On Saturday, Iowa State will wake up in the paradise of Waco to play the second-ranked team in the country, one week after playing the No. 3 team in the country.
Playing the second-ranked team in the country is rough, but you just have to execute your normal gameplan to perfection in order to compete in the game, right? Not there. Not in Waco. Not against Baylor. You have to wholly reshape your gameplan and then execute that new gameplan to perfection. I could talk until I’m blue in the face about what to do against this team, but the more amazing question is why you have to do this?
Iowa State head football coach Paul Rhoads drew criticism in the TCU game for punting on 4th and 3 from the +45. Fans (myself included) thought that going for it would be a better option against a team that potent. But fans (myself included) always love going for it on 4th down. To understand why coaches punt, we have to take a look at math.
When I first got to Iowa State, the offensive and special teams staff showed us a chart to emphasize the importance of field position. It looked something like this, which is from footballoutsiders.com:
This may seem like a lot to process it is actually very simple. The numbers on the x-axis (the bottom, horizontal line) are how far away from the endzone a drive starts. This means that if the ball was kicked through the end zone on a kickoff, it would be a data point at 75, since it starts on the -25 yard line. The y-axis (the vertical axis) is the percent of those drives that end in touchdowns. This chart is from a national average in 2006, but stats today are roughly the same. Predictably, drives that start closer to the end zone are more likely to end in touchdowns. Why punt, then? If you can effectively pin the opponent inside the 20, the opposing team goes from having a 50% likelihood of scoring a touchdown to around 15%. So what does this have to do with Baylor?
Before I get there, I want to preface the rest of the article with some stats from Cyclone Fanatic’s Brent Blum.
Baylor averages almost 64 points per game. Iowa State hasn’t scored more than 50 in regulation in any game dating back to 2012 when they put 51 on Kansas.
Baylor has gained more than 640 yards in EVERY GAME this season. Iowa State has done that twice in school history.
Baylor averages 720 yards per game, which is 70 yards more than the highest total in Iowa State history.
Baylor WR Corey Coleman has 16 touchdown receptions on the year. Baylor has punted only 12 times.
Now that you have context, Iowa State must change its philosophy (as does every other team that plays the Bears). The drive chart for Baylor is INSANE. (compiled by @justusezekial on twitter)
Let’s dive into this for a second.
The national average for scoring touchdowns on drives that start on the 25 (so the distance after a touchback) is roughly 20 percent. Baylor? Try 83 percent!!

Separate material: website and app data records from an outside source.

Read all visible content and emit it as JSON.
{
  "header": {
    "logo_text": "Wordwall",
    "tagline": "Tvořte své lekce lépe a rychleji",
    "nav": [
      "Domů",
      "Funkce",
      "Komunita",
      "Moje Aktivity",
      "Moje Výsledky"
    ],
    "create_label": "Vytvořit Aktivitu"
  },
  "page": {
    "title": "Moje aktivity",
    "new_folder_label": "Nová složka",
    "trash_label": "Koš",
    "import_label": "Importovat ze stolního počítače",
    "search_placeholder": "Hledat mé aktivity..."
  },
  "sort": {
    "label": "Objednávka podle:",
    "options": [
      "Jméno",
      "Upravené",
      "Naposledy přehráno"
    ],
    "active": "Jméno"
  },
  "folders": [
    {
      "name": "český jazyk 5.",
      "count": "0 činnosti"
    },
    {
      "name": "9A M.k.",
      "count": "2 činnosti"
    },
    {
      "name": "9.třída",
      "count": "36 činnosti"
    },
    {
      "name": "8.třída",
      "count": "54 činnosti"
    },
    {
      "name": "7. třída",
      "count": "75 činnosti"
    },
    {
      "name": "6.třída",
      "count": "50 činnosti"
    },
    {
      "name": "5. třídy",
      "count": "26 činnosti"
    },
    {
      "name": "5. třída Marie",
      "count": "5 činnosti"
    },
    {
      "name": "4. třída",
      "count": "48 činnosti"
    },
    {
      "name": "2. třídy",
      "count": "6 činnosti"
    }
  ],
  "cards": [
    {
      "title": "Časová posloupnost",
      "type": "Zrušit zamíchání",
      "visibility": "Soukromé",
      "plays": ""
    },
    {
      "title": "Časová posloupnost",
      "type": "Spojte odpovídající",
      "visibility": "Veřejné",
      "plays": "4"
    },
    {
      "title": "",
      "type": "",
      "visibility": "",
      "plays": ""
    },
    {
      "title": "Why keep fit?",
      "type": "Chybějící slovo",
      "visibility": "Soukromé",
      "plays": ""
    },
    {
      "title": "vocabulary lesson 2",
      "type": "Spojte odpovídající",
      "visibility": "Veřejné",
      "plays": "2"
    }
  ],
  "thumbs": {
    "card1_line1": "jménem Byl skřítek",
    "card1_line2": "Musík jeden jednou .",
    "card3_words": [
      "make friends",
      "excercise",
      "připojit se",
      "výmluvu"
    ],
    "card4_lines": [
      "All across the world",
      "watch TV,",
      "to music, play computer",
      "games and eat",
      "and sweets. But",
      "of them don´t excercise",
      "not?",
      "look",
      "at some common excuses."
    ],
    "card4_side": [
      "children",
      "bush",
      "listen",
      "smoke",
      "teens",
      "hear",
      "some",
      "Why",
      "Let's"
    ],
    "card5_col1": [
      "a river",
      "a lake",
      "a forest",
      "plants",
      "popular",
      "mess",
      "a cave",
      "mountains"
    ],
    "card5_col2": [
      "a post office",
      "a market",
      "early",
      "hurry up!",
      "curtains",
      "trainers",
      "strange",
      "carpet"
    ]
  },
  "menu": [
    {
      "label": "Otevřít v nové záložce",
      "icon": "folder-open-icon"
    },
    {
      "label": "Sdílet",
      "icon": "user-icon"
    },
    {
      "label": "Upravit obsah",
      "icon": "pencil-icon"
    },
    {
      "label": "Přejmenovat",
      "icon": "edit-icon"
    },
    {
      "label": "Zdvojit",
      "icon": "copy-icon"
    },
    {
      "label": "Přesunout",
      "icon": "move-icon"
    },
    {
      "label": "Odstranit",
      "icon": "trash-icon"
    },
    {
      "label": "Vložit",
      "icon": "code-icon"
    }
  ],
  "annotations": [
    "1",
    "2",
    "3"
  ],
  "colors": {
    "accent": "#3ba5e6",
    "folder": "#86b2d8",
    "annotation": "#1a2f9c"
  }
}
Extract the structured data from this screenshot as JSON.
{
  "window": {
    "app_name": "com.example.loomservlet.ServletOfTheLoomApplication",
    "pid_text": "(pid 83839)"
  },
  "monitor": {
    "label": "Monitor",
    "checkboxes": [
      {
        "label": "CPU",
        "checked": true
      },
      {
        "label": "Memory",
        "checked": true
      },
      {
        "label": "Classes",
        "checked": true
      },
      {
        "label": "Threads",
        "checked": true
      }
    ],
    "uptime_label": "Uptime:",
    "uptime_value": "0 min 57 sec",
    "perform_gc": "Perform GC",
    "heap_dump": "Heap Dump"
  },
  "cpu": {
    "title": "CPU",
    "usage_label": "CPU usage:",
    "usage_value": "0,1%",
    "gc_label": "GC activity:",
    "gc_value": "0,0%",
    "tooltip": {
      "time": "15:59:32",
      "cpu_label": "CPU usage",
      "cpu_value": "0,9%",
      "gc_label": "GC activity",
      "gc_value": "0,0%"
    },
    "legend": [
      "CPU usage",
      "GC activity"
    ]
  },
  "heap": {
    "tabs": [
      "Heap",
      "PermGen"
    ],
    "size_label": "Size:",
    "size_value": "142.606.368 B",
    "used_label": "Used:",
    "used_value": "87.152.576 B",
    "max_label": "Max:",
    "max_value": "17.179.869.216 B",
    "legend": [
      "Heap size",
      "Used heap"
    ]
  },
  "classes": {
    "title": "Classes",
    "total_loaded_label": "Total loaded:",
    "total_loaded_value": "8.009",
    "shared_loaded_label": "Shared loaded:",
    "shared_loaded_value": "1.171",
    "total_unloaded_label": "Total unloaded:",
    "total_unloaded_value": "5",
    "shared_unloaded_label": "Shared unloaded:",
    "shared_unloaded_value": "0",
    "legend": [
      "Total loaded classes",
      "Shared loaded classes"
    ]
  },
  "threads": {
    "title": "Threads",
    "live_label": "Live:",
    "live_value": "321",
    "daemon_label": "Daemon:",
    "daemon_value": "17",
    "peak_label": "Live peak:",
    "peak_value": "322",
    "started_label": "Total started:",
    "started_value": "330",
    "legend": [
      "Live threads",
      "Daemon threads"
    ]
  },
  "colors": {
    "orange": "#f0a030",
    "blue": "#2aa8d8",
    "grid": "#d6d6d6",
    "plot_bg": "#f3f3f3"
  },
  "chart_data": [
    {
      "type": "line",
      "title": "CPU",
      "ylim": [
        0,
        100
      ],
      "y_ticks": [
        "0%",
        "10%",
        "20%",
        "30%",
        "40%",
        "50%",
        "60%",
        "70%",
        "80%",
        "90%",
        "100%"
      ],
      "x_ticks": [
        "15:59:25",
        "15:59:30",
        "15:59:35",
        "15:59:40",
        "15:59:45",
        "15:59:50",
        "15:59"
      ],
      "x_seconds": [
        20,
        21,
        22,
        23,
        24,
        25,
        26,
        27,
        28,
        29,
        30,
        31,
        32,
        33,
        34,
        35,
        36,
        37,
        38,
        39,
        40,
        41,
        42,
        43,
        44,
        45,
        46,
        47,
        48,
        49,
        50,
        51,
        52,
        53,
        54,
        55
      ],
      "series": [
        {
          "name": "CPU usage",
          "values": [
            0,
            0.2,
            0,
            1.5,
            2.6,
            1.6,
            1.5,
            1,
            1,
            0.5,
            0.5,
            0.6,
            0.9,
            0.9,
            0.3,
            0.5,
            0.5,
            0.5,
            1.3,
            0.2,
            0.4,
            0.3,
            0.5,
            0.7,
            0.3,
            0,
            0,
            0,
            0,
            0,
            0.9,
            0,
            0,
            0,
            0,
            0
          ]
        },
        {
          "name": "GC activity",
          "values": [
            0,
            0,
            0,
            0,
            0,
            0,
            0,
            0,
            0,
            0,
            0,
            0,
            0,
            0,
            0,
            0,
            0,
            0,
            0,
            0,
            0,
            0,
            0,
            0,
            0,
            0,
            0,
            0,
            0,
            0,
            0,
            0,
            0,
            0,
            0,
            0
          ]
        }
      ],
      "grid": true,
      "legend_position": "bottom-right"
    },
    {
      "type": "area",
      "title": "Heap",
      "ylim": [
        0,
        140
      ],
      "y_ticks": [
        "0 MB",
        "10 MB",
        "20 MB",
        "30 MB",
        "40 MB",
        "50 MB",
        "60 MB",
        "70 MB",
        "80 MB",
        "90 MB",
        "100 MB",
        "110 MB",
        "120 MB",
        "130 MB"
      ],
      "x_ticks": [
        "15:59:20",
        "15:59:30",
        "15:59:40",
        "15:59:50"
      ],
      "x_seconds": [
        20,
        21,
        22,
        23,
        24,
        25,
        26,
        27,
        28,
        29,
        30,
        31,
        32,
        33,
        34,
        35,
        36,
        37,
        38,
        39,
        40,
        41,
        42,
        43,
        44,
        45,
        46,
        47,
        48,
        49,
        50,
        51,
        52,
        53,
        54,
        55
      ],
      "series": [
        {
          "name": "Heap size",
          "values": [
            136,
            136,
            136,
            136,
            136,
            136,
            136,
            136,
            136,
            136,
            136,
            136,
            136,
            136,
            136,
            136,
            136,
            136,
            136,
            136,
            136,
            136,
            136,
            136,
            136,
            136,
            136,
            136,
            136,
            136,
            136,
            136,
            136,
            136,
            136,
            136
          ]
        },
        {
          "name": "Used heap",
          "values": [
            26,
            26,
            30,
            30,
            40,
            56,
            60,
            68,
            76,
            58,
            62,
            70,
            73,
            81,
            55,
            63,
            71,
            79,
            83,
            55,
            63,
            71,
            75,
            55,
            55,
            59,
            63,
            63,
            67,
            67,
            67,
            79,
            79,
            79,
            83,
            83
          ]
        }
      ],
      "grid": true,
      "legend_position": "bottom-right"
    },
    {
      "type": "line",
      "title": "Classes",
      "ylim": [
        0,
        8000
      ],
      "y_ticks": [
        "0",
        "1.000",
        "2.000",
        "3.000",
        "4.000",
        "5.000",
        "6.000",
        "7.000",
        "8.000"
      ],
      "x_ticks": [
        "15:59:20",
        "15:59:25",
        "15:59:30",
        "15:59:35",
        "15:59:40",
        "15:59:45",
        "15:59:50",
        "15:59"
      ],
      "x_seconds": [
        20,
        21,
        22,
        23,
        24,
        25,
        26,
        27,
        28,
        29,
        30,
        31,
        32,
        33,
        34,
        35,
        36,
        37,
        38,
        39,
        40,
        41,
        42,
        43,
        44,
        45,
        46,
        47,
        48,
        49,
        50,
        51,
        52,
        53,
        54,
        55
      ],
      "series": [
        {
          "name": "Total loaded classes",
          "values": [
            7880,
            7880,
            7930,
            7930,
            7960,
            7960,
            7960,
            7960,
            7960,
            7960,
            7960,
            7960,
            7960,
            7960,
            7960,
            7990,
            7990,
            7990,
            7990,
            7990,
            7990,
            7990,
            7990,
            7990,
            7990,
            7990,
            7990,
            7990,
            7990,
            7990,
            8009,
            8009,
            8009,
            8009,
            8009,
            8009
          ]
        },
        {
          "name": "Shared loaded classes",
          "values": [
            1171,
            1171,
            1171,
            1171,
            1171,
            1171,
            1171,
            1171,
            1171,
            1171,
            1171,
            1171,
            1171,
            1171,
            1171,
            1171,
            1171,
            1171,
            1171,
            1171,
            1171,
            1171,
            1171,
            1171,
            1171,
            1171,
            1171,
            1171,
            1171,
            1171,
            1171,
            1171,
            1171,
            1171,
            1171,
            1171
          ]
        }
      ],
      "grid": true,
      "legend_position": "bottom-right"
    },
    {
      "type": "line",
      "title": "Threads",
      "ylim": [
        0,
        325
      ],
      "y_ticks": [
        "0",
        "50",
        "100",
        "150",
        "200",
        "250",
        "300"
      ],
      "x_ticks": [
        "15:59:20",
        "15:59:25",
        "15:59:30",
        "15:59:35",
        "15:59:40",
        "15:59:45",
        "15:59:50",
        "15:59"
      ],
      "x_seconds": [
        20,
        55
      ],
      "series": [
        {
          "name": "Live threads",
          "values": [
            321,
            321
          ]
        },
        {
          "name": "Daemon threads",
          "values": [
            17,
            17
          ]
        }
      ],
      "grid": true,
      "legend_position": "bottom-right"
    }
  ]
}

They are FOUR TIMES more likely to score touchdowns on average-length possessions. How about long fields – drives that start inside the 10, so 90 yards. National average? About 10 percent. Baylor, 43 percent.
Here’s something to chew on: Based on mathematics, a Baylor drive starting inside of 60 yards has nearly the same odds to end in a touchdown (89 percent) as an average NFL kicker hitting an extra point this year (93 percent via NFL.com). Let that sink in for a second. No matter how you parse this out, Baylor is exponentially better than average.
What does this mean? It means your entire gameplan has to change. Punting gains you a minimal advantage, if any at all. Unless you are 100 percent sure can pin them inside of the 10, the mathematical benefit of punting is gone. In short, there is no point in punting, especially if the 4th down distance is inside of five yards. On top of that, they are going to score touchdowns on atminimumevery other drive, so ISU will have to do everything in its power to keep them off the field.
Iowa State is staring down the barrel of a rocket launcher. The only way to stop them is to prevent them from pulling the trigger. Their gameplan has to be wholly different. Convention won’t beat them. Aggressive down and distance calls will keep them off the field. Execution and points on nearly every drive will allow you to stay in the game. A perfect game will allow you the chanceto win. Baylor mistakes on top of a perfect game make way for a victory, but the statistics say that’s not likely.